Increase Prize Money; Reduce Expenditure
“There is a concern that event costs are increasing at a rate that does not match the quality out-put of these events. The Reform Committee considers that FINA must actively consider the costs of its events with a “quality over quantity” analysis.”
Pillars 4, 5, & 6: Communication; Digital Information; Safeguarding, Medical & Equity
“At the outset, the Reform Committee considers that FINA should do a better job of telling the stories of its Athletes. As set out below, a new digital strategy should also be implemented that could bring FINA’s communication approach within modern times.”
“…the Reform Committee is mindful to note that FINA’s historical “no communication communication” approach with its members, partners, Athletes and the media must immediately cease. And when it communicated, its outward communication on important matters such as eligibility during the period of the Olympic Games was littered with misleading and incorrect information. A functioning communication strategy must be implored with a strong focus on reactivity, and a clear and concise written communication approach.”
“Compared to other sports, FINA offers a poor digital user experience to watch and interact during its events. This issue is mainly related to the technological solutions, which should be implemented to enrich the user experience during live events. The TV production is also affected by this lack of innovation.”

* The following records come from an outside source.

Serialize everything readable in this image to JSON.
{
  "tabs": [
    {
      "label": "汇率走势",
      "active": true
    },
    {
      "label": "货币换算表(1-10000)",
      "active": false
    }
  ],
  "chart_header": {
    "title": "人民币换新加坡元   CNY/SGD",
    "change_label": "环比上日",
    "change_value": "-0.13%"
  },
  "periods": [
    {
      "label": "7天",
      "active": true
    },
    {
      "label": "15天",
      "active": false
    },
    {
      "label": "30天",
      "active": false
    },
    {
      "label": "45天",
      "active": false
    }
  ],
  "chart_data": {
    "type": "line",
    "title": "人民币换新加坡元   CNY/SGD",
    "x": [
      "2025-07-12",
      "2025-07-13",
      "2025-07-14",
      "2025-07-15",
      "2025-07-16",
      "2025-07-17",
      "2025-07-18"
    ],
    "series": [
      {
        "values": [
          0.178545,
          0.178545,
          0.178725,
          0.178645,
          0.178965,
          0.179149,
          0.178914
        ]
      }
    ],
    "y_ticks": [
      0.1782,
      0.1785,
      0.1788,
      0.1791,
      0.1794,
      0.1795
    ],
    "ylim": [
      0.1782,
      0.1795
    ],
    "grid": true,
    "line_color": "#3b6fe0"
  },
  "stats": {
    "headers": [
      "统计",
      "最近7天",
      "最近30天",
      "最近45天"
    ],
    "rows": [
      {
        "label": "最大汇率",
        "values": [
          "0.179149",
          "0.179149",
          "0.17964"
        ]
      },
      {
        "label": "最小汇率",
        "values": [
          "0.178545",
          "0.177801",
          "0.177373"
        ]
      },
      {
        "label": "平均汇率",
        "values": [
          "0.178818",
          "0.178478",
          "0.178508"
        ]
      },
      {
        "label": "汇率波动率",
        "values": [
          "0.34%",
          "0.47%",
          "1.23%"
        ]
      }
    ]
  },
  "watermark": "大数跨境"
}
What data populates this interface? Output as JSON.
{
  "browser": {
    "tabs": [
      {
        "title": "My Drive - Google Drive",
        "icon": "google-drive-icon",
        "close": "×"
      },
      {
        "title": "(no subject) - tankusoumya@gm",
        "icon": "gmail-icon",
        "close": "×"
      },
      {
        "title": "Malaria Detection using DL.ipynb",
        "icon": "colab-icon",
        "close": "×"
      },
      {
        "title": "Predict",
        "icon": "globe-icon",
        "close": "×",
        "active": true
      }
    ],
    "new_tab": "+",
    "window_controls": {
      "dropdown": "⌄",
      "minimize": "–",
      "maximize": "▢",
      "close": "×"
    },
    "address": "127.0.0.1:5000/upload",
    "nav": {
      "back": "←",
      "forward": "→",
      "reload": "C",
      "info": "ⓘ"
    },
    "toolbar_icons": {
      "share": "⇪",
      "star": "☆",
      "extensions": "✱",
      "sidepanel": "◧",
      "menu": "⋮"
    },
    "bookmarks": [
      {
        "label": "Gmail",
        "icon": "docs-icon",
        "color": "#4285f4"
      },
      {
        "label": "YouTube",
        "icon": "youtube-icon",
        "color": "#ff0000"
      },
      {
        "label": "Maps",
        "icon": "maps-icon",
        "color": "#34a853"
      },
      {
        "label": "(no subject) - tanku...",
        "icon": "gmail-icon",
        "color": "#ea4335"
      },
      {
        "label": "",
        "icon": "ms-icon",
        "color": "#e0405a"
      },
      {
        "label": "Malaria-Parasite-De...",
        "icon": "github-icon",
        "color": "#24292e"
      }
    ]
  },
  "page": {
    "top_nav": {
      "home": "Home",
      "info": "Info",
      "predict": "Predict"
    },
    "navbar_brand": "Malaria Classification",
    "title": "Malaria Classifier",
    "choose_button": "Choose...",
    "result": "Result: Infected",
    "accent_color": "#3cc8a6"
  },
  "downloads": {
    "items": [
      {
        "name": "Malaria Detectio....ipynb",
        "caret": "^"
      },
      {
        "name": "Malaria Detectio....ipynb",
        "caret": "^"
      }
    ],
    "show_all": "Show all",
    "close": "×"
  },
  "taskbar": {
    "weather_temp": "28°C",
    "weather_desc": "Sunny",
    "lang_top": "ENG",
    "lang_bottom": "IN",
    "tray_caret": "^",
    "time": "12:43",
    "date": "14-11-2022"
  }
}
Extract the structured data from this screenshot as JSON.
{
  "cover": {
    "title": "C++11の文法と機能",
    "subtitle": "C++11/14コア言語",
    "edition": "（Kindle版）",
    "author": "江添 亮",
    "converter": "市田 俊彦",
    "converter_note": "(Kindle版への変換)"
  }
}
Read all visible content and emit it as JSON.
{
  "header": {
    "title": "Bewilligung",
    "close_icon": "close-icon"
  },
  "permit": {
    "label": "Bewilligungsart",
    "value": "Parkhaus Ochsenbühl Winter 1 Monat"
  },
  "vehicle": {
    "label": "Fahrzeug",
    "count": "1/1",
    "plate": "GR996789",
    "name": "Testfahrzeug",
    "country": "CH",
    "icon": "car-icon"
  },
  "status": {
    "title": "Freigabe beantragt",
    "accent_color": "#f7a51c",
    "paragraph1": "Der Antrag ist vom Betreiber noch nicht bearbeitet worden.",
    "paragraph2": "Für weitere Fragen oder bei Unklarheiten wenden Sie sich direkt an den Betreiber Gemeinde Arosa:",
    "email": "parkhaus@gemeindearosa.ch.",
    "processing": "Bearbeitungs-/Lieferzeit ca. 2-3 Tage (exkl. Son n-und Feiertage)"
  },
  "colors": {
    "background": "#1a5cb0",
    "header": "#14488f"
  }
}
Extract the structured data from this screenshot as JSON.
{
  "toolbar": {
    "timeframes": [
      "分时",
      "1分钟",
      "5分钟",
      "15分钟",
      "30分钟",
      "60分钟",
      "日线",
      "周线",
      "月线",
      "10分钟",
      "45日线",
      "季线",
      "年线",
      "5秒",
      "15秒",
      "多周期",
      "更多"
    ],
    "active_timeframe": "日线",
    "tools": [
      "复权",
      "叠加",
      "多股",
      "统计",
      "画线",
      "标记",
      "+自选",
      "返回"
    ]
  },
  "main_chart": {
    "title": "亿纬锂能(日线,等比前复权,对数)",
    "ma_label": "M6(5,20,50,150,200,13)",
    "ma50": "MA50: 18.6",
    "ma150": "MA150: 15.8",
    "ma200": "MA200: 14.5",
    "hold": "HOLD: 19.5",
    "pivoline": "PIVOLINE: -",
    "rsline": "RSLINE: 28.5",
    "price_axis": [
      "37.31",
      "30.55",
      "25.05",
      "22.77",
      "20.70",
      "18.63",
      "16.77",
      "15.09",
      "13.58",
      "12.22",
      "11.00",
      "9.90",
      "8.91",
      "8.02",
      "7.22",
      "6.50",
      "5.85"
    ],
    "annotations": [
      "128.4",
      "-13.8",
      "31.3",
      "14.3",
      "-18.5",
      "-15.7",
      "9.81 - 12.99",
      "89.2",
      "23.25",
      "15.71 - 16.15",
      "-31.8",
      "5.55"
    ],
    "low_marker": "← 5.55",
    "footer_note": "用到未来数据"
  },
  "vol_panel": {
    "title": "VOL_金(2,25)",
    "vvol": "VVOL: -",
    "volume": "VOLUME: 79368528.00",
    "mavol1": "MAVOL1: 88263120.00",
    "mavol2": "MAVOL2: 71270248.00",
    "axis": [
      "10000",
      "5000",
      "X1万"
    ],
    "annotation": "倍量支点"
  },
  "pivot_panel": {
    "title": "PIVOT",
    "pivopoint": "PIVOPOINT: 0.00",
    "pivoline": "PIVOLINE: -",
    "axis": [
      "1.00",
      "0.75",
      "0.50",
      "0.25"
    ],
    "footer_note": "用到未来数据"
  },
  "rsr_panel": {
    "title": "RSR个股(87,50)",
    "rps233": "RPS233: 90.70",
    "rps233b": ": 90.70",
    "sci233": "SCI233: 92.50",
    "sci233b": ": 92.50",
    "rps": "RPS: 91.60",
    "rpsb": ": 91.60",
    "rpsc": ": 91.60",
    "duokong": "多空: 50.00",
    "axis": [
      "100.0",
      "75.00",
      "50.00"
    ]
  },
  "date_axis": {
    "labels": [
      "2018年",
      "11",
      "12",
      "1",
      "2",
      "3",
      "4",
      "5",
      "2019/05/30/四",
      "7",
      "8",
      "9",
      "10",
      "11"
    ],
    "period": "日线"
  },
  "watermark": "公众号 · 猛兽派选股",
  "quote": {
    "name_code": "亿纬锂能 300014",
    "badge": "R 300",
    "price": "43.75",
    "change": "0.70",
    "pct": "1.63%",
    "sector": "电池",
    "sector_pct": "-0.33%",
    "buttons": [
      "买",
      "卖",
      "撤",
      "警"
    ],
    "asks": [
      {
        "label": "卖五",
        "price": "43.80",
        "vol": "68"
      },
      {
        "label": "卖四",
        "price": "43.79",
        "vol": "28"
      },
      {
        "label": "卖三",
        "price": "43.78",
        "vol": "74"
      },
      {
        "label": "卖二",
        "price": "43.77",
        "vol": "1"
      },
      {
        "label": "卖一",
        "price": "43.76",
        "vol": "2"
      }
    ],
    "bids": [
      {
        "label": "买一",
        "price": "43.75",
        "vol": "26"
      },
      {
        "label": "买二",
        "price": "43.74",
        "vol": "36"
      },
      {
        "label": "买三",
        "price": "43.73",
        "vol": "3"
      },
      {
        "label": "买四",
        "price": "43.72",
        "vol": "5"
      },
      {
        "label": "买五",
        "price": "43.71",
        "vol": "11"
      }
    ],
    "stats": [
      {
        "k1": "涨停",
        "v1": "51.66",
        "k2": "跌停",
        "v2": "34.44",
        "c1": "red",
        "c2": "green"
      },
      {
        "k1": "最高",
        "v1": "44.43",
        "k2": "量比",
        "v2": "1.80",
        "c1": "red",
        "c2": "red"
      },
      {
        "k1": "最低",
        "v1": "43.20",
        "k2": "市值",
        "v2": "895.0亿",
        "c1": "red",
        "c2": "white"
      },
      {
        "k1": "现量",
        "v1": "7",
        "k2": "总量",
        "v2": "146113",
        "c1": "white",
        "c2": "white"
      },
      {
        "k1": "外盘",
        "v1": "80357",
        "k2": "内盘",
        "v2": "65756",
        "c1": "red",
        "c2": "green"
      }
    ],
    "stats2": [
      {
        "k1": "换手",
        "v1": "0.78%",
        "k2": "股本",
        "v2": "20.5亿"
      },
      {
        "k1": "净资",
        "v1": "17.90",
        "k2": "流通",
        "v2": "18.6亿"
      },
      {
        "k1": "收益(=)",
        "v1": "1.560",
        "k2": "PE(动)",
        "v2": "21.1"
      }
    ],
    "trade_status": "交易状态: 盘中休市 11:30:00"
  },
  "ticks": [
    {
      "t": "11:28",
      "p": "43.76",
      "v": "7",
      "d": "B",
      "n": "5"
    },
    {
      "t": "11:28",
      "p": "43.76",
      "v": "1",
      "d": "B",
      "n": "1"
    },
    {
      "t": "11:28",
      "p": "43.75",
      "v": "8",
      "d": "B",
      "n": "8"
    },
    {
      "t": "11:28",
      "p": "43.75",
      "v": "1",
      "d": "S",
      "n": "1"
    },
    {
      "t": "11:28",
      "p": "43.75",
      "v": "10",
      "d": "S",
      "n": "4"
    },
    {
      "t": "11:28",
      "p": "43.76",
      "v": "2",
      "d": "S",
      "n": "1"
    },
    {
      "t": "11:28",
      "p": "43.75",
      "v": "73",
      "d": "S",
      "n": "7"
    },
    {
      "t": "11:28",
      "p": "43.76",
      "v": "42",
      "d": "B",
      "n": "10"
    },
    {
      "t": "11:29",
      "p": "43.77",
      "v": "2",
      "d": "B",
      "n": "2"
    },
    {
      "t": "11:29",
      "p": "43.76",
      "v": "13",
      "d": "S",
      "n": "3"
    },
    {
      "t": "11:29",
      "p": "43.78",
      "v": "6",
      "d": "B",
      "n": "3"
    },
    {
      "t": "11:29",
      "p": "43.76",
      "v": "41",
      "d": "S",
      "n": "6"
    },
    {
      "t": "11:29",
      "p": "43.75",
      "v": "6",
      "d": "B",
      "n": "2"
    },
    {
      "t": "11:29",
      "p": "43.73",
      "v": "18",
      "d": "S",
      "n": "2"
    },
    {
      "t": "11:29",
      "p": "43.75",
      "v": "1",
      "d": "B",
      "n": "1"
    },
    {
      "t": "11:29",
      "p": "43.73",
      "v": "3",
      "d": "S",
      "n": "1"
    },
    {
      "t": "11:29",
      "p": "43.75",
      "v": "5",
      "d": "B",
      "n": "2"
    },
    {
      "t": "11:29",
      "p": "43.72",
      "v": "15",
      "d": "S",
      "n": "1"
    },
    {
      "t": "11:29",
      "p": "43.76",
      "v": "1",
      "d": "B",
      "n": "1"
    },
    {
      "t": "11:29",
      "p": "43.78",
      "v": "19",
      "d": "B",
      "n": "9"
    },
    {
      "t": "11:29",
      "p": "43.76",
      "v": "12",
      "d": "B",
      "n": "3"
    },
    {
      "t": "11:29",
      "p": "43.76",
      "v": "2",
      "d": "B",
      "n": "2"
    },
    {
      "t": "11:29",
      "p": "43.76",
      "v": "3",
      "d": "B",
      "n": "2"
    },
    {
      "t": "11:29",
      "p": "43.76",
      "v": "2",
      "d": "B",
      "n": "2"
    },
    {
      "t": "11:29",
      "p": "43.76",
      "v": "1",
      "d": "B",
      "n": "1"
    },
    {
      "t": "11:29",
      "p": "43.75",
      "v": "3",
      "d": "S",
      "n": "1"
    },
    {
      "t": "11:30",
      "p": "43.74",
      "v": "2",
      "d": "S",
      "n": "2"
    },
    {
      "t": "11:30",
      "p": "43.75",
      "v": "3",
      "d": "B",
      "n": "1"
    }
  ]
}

Safeguarding, Medical and Equity
“Every Aquatic athlete, irrespective of age and status, deserves to train and compete in an environment free from unwarranted physical and psychological stresses such as harassment and abuse. Protections against many of these stresses and abuses are set out in the FINA Rules on the Protection from Harassment and Abuse. There are, however, mental stresses that are self-inflicted or not caused by a third person, but rather inherent to the nature of competitive sport and the enormous pressures that follow.”
“The Reform Committee suggests that FINA consider the implementation of a mental health and support program to address mental health aspects across its aquatic disciplines.”
Originally posted on SwimSwam.com. Click here to Read More.